WHAT IS EXPECTED: Check every line of the data below for the word "title". Copy the ones that have it.

Records from a dataset:
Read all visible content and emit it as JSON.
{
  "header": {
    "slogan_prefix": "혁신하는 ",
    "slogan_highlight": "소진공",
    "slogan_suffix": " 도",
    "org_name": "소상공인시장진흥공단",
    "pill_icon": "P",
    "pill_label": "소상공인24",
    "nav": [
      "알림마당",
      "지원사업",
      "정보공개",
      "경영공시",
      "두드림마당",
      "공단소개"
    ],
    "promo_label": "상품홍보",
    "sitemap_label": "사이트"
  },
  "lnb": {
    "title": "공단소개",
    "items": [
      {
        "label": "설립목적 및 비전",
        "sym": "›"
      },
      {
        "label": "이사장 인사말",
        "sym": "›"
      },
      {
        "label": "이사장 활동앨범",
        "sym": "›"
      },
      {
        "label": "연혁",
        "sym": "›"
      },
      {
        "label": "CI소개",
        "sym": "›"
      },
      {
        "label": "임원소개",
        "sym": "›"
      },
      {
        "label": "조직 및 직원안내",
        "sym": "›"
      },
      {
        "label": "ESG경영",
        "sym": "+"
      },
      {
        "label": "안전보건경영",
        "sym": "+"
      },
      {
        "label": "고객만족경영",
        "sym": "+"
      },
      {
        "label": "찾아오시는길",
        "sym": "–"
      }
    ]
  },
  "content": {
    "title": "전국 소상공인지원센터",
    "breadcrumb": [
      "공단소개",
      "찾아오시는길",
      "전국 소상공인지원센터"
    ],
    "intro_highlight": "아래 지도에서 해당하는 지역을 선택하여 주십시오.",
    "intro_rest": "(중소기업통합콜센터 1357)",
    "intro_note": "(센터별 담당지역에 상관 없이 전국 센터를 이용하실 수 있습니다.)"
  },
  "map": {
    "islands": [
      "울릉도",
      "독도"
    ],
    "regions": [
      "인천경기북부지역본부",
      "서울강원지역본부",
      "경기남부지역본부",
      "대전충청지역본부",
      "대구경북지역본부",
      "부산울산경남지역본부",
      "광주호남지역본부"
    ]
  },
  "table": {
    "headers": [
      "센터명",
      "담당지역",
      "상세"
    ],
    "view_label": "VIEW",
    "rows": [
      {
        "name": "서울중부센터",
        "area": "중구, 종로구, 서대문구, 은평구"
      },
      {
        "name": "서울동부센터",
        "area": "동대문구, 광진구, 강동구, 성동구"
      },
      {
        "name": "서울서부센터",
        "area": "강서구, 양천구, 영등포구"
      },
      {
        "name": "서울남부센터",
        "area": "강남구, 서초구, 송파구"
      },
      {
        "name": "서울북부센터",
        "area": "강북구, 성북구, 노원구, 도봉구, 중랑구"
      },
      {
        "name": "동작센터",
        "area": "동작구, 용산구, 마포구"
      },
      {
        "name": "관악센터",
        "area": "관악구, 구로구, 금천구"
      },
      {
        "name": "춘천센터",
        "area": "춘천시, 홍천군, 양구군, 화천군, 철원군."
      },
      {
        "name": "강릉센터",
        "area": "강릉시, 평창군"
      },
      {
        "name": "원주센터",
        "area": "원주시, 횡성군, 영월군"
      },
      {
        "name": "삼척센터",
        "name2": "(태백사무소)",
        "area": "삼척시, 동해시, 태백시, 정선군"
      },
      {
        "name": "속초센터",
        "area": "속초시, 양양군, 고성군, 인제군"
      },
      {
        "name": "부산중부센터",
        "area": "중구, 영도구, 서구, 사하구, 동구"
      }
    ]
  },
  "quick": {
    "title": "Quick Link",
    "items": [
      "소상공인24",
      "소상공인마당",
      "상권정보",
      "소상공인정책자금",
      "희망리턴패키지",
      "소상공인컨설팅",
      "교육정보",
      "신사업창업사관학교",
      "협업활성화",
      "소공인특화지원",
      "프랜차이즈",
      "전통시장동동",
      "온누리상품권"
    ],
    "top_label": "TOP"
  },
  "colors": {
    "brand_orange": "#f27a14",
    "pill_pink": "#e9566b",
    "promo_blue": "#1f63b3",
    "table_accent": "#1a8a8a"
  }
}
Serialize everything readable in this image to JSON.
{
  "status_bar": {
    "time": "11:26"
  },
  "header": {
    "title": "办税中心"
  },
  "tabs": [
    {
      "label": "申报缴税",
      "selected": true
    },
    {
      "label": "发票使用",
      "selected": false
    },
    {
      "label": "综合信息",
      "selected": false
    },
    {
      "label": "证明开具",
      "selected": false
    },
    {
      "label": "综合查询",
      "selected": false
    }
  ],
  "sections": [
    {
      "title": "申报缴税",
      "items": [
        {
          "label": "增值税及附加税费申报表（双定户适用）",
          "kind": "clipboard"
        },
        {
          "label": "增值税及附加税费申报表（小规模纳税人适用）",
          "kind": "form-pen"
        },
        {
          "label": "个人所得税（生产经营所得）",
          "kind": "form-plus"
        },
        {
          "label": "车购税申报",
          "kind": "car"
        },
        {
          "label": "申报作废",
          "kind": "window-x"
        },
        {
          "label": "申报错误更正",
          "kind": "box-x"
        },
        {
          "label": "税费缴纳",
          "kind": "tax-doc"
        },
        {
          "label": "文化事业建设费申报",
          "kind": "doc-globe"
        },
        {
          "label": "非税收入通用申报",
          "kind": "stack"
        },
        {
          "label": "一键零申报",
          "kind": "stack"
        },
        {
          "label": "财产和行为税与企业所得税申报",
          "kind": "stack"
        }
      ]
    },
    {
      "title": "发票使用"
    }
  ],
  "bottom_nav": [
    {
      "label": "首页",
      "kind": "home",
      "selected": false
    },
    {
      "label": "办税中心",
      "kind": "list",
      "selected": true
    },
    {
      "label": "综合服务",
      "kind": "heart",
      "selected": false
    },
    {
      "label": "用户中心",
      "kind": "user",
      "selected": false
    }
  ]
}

SOLUTION FOR THIS PROBLEM:
    "title": "공단소개",
    "title": "전국 소상공인지원센터",
    "title": "Quick Link",
    "title": "办税中心"
      "title": "申报缴税",
      "title": "发票使用"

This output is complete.